The inquiry also learned today that Claude Wehrle, a senior member of Arconic’s technical team who was aware of the tests showing the danger of Reynobond PE, visited the Chalcots Estate in May 2017 due to an issue with the delamination of some of the panels.
He said in his witness statement that he had expressed surprise that so many tall buildings – there were five towers on the Chalcots clad in the material – were making use of ACM PE, but was told by senior figures at contractor Rydon that UK regulations permitted its use. Rydon was also the contractor for Grenfell Tower.
Mr Meakins, who also attended the visit, said he did not recall the exchange. Mr Wehrle is among the Arconic witnesses refusing to give evidence.
Earlier in the day, the inquiry was shown a long email exchange in which a customer of Arconic attempted to get answers over the fire safety credentials of Reynobond PE for a different building project.
Grahame Byrne, of Genius Facades, came back to Arconic multiple times after getting in contact in November 2015, expressing confusion over answers provided by the company’s then technical manager, Claude Wehrle.
In one answer, Mr Wehrle said only that “both Reynobond PE and Reynobond FR are well classified when tested for spread of flame” in accordance with British standards but that there was a “big difference” between the two products when tested with European standards.
Eventually, following a direct request for Mr Byrne, Mr Wehrle issued a letter stating that both Reynobond PE and FR were classified as Class 0 when tested in accordance with BS476 tests part six and seven.
But it added the two products “are very different in their behaviour when exposed to a flame”, and provided test results showing Reynobond PE only achieved Euroclass E, with FR achieving the much higher Euroclass B.
Mr Meakins agreed today that Genius Facades had to push “very hard” to get this information from Arconic.

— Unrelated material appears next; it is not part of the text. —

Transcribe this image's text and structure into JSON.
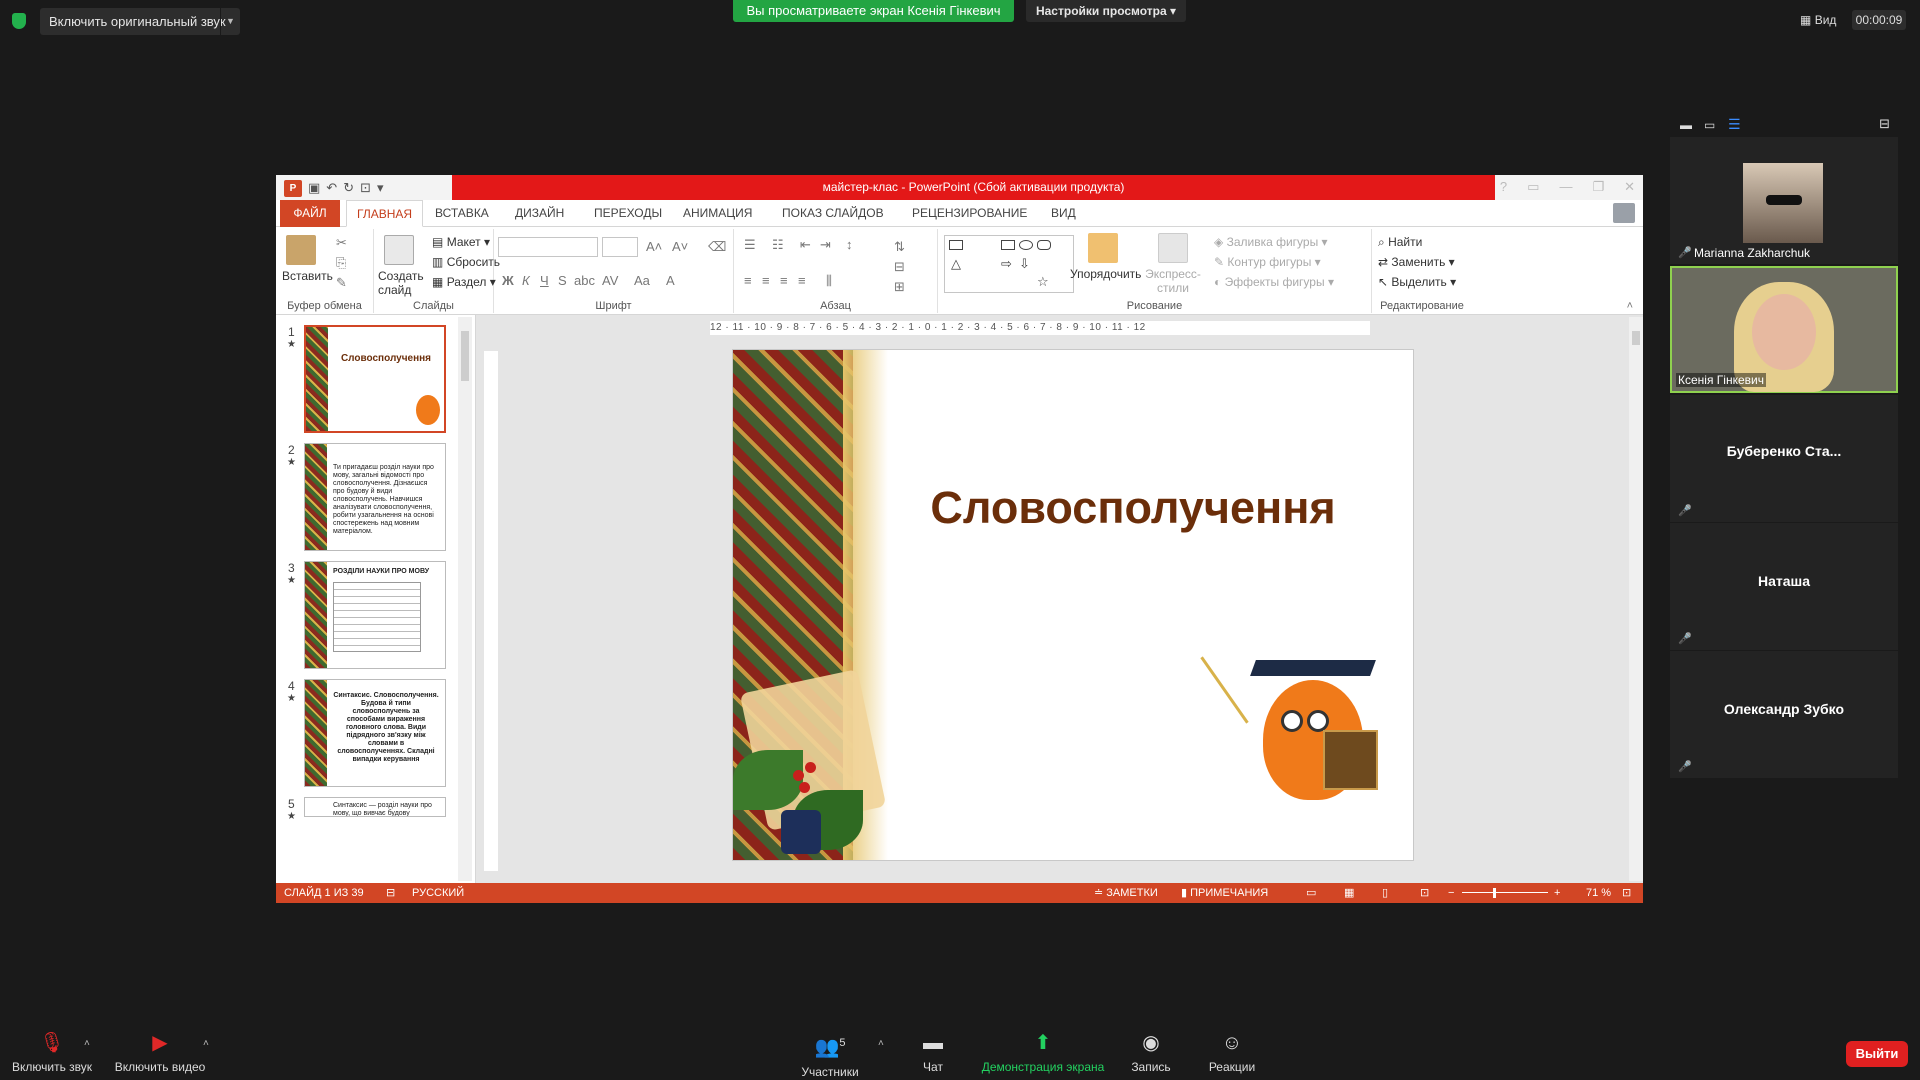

He also told the inquiry it “should have been quite clearly put to [him] that these two products were completely different, and it wasn’t”.
The inquiry continues with further evidence from Mr Schmidt tomorrow.